* _WHAT IS REQUIRED_:
Before you write out the listing, remove the pictures; everything else stays exactly as it is.

* _DATASET_:
____

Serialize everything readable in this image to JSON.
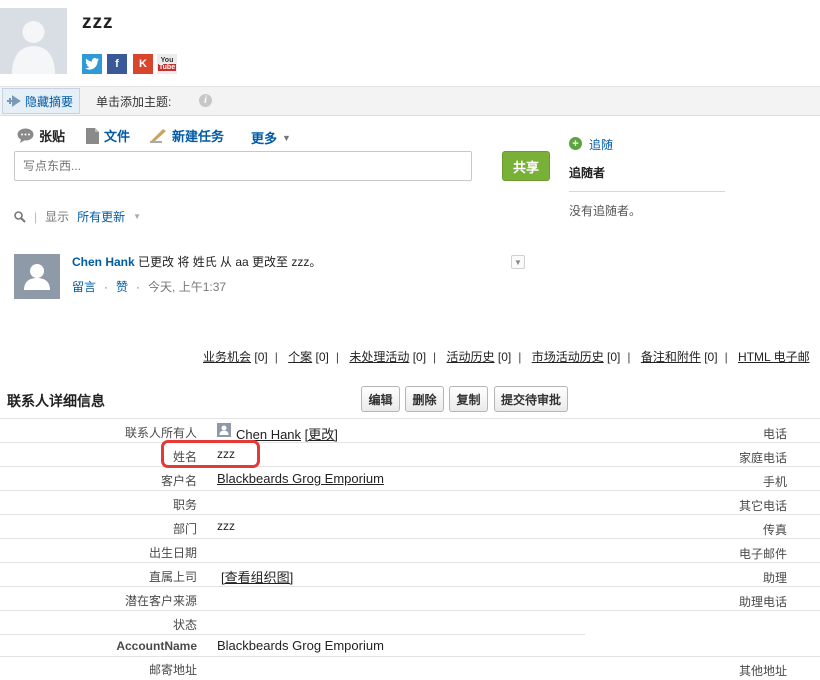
{
  "header": {
    "contact_name": "zzz",
    "social": {
      "twitter": "t",
      "facebook": "f",
      "klout": "K",
      "youtube_1": "You",
      "youtube_2": "Tube"
    }
  },
  "topic_bar": {
    "hide_summary": "隐藏摘要",
    "add_topic": "单击添加主题:",
    "info": "i"
  },
  "publisher": {
    "post": "张贴",
    "file": "文件",
    "new_task": "新建任务",
    "more": "更多",
    "input_placeholder": "写点东西...",
    "share": "共享"
  },
  "followers": {
    "follow": "追随",
    "title": "追随者",
    "none": "没有追随者。"
  },
  "filter": {
    "show": "显示",
    "all_updates": "所有更新"
  },
  "feed": {
    "author": "Chen Hank",
    "text": " 已更改 将 姓氏 从 aa 更改至 zzz。",
    "comment": "留言",
    "like": "赞",
    "dot": "·",
    "time": "今天, 上午1:37"
  },
  "related_links": [
    {
      "label": "业务机会",
      "count": "[0]"
    },
    {
      "label": "个案",
      "count": "[0]"
    },
    {
      "label": "未处理活动",
      "count": "[0]"
    },
    {
      "label": "活动历史",
      "count": "[0]"
    },
    {
      "label": "市场活动历史",
      "count": "[0]"
    },
    {
      "label": "备注和附件",
      "count": "[0]"
    },
    {
      "label": "HTML 电子邮",
      "count": ""
    }
  ],
  "detail": {
    "title": "联系人详细信息",
    "buttons": {
      "edit": "编辑",
      "delete": "删除",
      "copy": "复制",
      "submit": "提交待审批"
    },
    "owner_label": "联系人所有人",
    "owner_value": "Chen Hank",
    "owner_change": "[更改]",
    "name_label": "姓名",
    "name_value": "zzz",
    "account_label": "客户名",
    "account_value": "Blackbeards Grog Emporium",
    "title_label": "职务",
    "department_label": "部门",
    "department_value": "zzz",
    "birthdate_label": "出生日期",
    "reports_to_label": "直属上司",
    "org_chart": "[查看组织图]",
    "lead_source_label": "潜在客户来源",
    "status_label": "状态",
    "accountname_label": "AccountName",
    "accountname_value": "Blackbeards Grog Emporium",
    "mailing_label": "邮寄地址",
    "right": {
      "phone": "电话",
      "home_phone": "家庭电话",
      "mobile": "手机",
      "other_phone": "其它电话",
      "fax": "传真",
      "email": "电子邮件",
      "assistant": "助理",
      "assistant_phone": "助理电话",
      "other_address": "其他地址"
    }
  }
}
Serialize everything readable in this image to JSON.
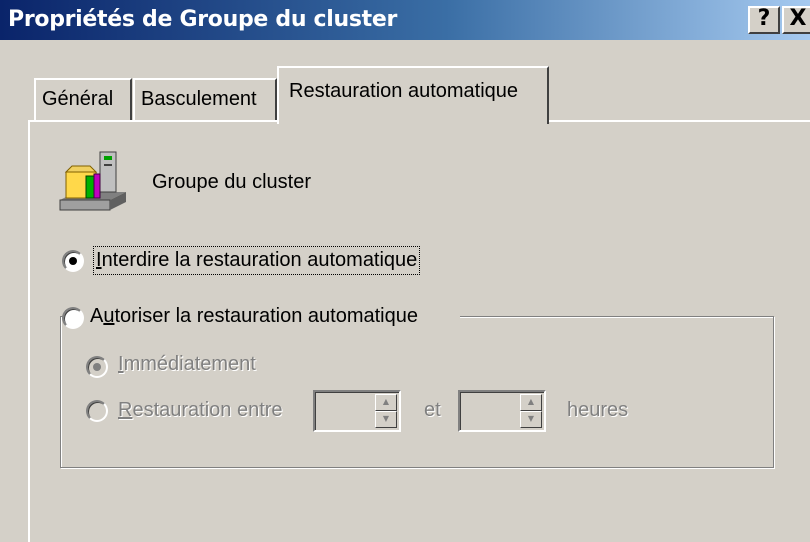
{
  "window": {
    "title": "Propriétés de Groupe du cluster",
    "help_label": "?",
    "close_label": "X"
  },
  "tabs": [
    {
      "label": "Général",
      "active": false
    },
    {
      "label": "Basculement",
      "active": false
    },
    {
      "label": "Restauration automatique",
      "active": true
    }
  ],
  "group": {
    "icon": "cluster-group-icon",
    "name": "Groupe du cluster"
  },
  "options": {
    "deny": {
      "mnemonic": "I",
      "rest": "nterdire la restauration automatique",
      "selected": true
    },
    "allow": {
      "prefix": "A",
      "mnemonic": "u",
      "rest": "toriser la restauration automatique",
      "selected": false
    }
  },
  "allow_group": {
    "immediate": {
      "mnemonic": "I",
      "rest": "mmédiatement",
      "selected": true,
      "enabled": false
    },
    "between": {
      "mnemonic": "R",
      "rest": "estauration entre",
      "selected": false,
      "enabled": false
    },
    "from_value": "",
    "and_label": "et",
    "to_value": "",
    "hours_label": "heures"
  },
  "colors": {
    "titlebar_start": "#0a246a",
    "titlebar_end": "#a6caf0",
    "face": "#d4d0c8",
    "disabled_text": "#808080"
  }
}
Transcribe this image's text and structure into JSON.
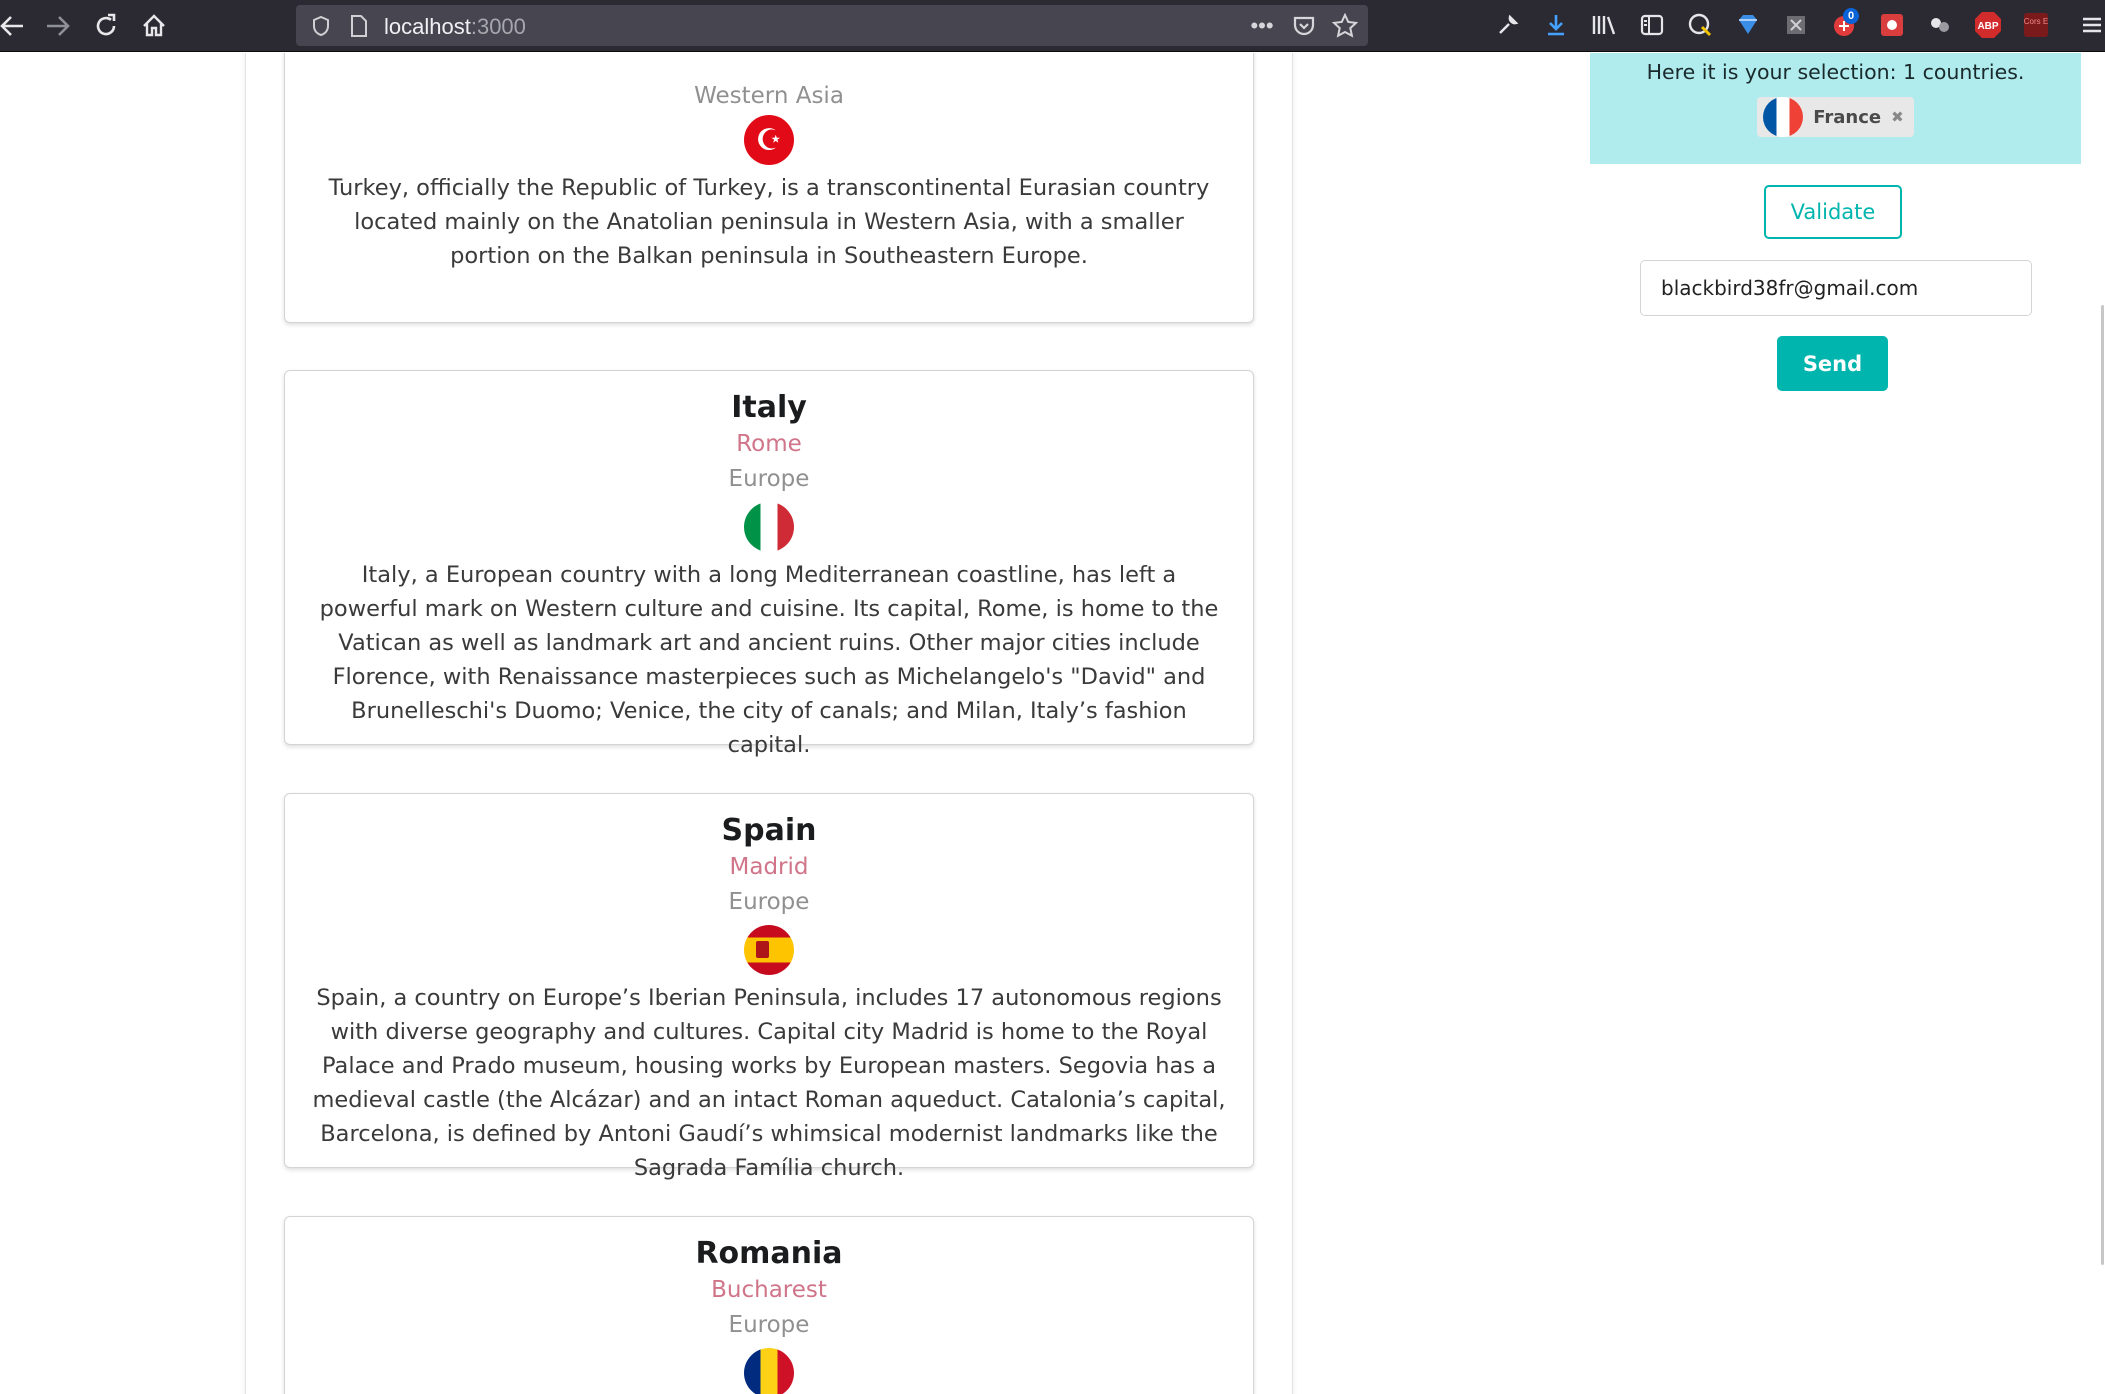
{
  "browser": {
    "url_host": "localhost",
    "url_port": ":3000",
    "nav_icons": [
      "back-arrow-icon",
      "forward-arrow-icon",
      "reload-icon",
      "home-icon"
    ],
    "url_icons": [
      "shield-icon",
      "page-icon"
    ],
    "url_actions": [
      "more-icon",
      "pocket-icon",
      "star-icon"
    ],
    "extensions": [
      "wrench-icon",
      "download-icon",
      "library-icon",
      "sidebar-icon",
      "extension-icon",
      "diamond-icon",
      "extension-icon",
      "extension-icon",
      "extension-icon",
      "extension-icon",
      "adblock-icon",
      "extension-icon",
      "menu-icon"
    ],
    "ext_badge": "0",
    "abp_label": "ABP",
    "cors_label": "Cors E"
  },
  "countries": [
    {
      "name": "",
      "capital": "",
      "region": "Western Asia",
      "flag": "turkey-flag-icon",
      "description": "Turkey, officially the Republic of Turkey, is a transcontinental Eurasian country located mainly on the Anatolian peninsula in Western Asia, with a smaller portion on the Balkan peninsula in Southeastern Europe."
    },
    {
      "name": "Italy",
      "capital": "Rome",
      "region": "Europe",
      "flag": "italy-flag-icon",
      "description": "Italy, a European country with a long Mediterranean coastline, has left a powerful mark on Western culture and cuisine. Its capital, Rome, is home to the Vatican as well as landmark art and ancient ruins. Other major cities include Florence, with Renaissance masterpieces such as Michelangelo's \"David\" and Brunelleschi's Duomo; Venice, the city of canals; and Milan, Italy’s fashion capital."
    },
    {
      "name": "Spain",
      "capital": "Madrid",
      "region": "Europe",
      "flag": "spain-flag-icon",
      "description": "Spain, a country on Europe’s Iberian Peninsula, includes 17 autonomous regions with diverse geography and cultures. Capital city Madrid is home to the Royal Palace and Prado museum, housing works by European masters. Segovia has a medieval castle (the Alcázar) and an intact Roman aqueduct. Catalonia’s capital, Barcelona, is defined by Antoni Gaudí’s whimsical modernist landmarks like the Sagrada Família church."
    },
    {
      "name": "Romania",
      "capital": "Bucharest",
      "region": "Europe",
      "flag": "romania-flag-icon",
      "description": ""
    }
  ],
  "selection": {
    "text": "Here it is your selection: 1 countries.",
    "chip_label": "France",
    "chip_flag": "france-flag-icon",
    "chip_remove": "✖"
  },
  "actions": {
    "validate_label": "Validate",
    "email_value": "blackbird38fr@gmail.com",
    "send_label": "Send"
  }
}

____

* _TASK OUTPUT_:
Serialize everything readable in this image to JSON.
{
  "header": {
    "contact_name": "zzz",
    "social": {
      "twitter": "t",
      "facebook": "f",
      "klout": "K",
      "youtube_1": "You",
      "youtube_2": "Tube"
    }
  },
  "topic_bar": {
    "hide_summary": "隐藏摘要",
    "add_topic": "单击添加主题:",
    "info": "i"
  },
  "publisher": {
    "post": "张贴",
    "file": "文件",
    "new_task": "新建任务",
    "more": "更多",
    "input_placeholder": "写点东西...",
    "share": "共享"
  },
  "followers": {
    "follow": "追随",
    "title": "追随者",
    "none": "没有追随者。"
  },
  "filter": {
    "show": "显示",
    "all_updates": "所有更新"
  },
  "feed": {
    "author": "Chen Hank",
    "text": " 已更改 将 姓氏 从 aa 更改至 zzz。",
    "comment": "留言",
    "like": "赞",
    "dot": "·",
    "time": "今天, 上午1:37"
  },
  "related_links": [
    {
      "label": "业务机会",
      "count": "[0]"
    },
    {
      "label": "个案",
      "count": "[0]"
    },
    {
      "label": "未处理活动",
      "count": "[0]"
    },
    {
      "label": "活动历史",
      "count": "[0]"
    },
    {
      "label": "市场活动历史",
      "count": "[0]"
    },
    {
      "label": "备注和附件",
      "count": "[0]"
    },
    {
      "label": "HTML 电子邮",
      "count": ""
    }
  ],
  "detail": {
    "title": "联系人详细信息",
    "buttons": {
      "edit": "编辑",
      "delete": "删除",
      "copy": "复制",
      "submit": "提交待审批"
    },
    "owner_label": "联系人所有人",
    "owner_value": "Chen Hank",
    "owner_change": "[更改]",
    "name_label": "姓名",
    "name_value": "zzz",
    "account_label": "客户名",
    "account_value": "Blackbeards Grog Emporium",
    "title_label": "职务",
    "department_label": "部门",
    "department_value": "zzz",
    "birthdate_label": "出生日期",
    "reports_to_label": "直属上司",
    "org_chart": "[查看组织图]",
    "lead_source_label": "潜在客户来源",
    "status_label": "状态",
    "accountname_label": "AccountName",
    "accountname_value": "Blackbeards Grog Emporium",
    "mailing_label": "邮寄地址",
    "right": {
      "phone": "电话",
      "home_phone": "家庭电话",
      "mobile": "手机",
      "other_phone": "其它电话",
      "fax": "传真",
      "email": "电子邮件",
      "assistant": "助理",
      "assistant_phone": "助理电话",
      "other_address": "其他地址"
    }
  }
}
Serialize everything readable in this image to JSON.
{
  "window": {
    "title": "Propriétés de Groupe du cluster",
    "help_label": "?",
    "close_label": "X"
  },
  "tabs": [
    {
      "label": "Général",
      "active": false
    },
    {
      "label": "Basculement",
      "active": false
    },
    {
      "label": "Restauration automatique",
      "active": true
    }
  ],
  "group": {
    "icon": "cluster-group-icon",
    "name": "Groupe du cluster"
  },
  "options": {
    "deny": {
      "mnemonic": "I",
      "rest": "nterdire la restauration automatique",
      "selected": true
    },
    "allow": {
      "prefix": "A",
      "mnemonic": "u",
      "rest": "toriser la restauration automatique",
      "selected": false
    }
  },
  "allow_group": {
    "immediate": {
      "mnemonic": "I",
      "rest": "mmédiatement",
      "selected": true,
      "enabled": false
    },
    "between": {
      "mnemonic": "R",
      "rest": "estauration entre",
      "selected": false,
      "enabled": false
    },
    "from_value": "",
    "and_label": "et",
    "to_value": "",
    "hours_label": "heures"
  },
  "colors": {
    "titlebar_start": "#0a246a",
    "titlebar_end": "#a6caf0",
    "face": "#d4d0c8",
    "disabled_text": "#808080"
  }
}
Transcribe this image's text and structure into JSON.
{
  "browser": {
    "url_host": "localhost",
    "url_port": ":3000",
    "nav_icons": [
      "back-arrow-icon",
      "forward-arrow-icon",
      "reload-icon",
      "home-icon"
    ],
    "url_icons": [
      "shield-icon",
      "page-icon"
    ],
    "url_actions": [
      "more-icon",
      "pocket-icon",
      "star-icon"
    ],
    "extensions": [
      "wrench-icon",
      "download-icon",
      "library-icon",
      "sidebar-icon",
      "extension-icon",
      "diamond-icon",
      "extension-icon",
      "extension-icon",
      "extension-icon",
      "extension-icon",
      "adblock-icon",
      "extension-icon",
      "menu-icon"
    ],
    "ext_badge": "0",
    "abp_label": "ABP",
    "cors_label": "Cors E"
  },
  "countries": [
    {
      "name": "",
      "capital": "",
      "region": "Western Asia",
      "flag": "turkey-flag-icon",
      "description": "Turkey, officially the Republic of Turkey, is a transcontinental Eurasian country located mainly on the Anatolian peninsula in Western Asia, with a smaller portion on the Balkan peninsula in Southeastern Europe."
    },
    {
      "name": "Italy",
      "capital": "Rome",
      "region": "Europe",
      "flag": "italy-flag-icon",
      "description": "Italy, a European country with a long Mediterranean coastline, has left a powerful mark on Western culture and cuisine. Its capital, Rome, is home to the Vatican as well as landmark art and ancient ruins. Other major cities include Florence, with Renaissance masterpieces such as Michelangelo's \"David\" and Brunelleschi's Duomo; Venice, the city of canals; and Milan, Italy’s fashion capital."
    },
    {
      "name": "Spain",
      "capital": "Madrid",
      "region": "Europe",
      "flag": "spain-flag-icon",
      "description": "Spain, a country on Europe’s Iberian Peninsula, includes 17 autonomous regions with diverse geography and cultures. Capital city Madrid is home to the Royal Palace and Prado museum, housing works by European masters. Segovia has a medieval castle (the Alcázar) and an intact Roman aqueduct. Catalonia’s capital, Barcelona, is defined by Antoni Gaudí’s whimsical modernist landmarks like the Sagrada Família church."
    },
    {
      "name": "Romania",
      "capital": "Bucharest",
      "region": "Europe",
      "flag": "romania-flag-icon",
      "description": ""
    }
  ],
  "selection": {
    "text": "Here it is your selection: 1 countries.",
    "chip_label": "France",
    "chip_flag": "france-flag-icon",
    "chip_remove": "✖"
  },
  "actions": {
    "validate_label": "Validate",
    "email_value": "blackbird38fr@gmail.com",
    "send_label": "Send"
  }
}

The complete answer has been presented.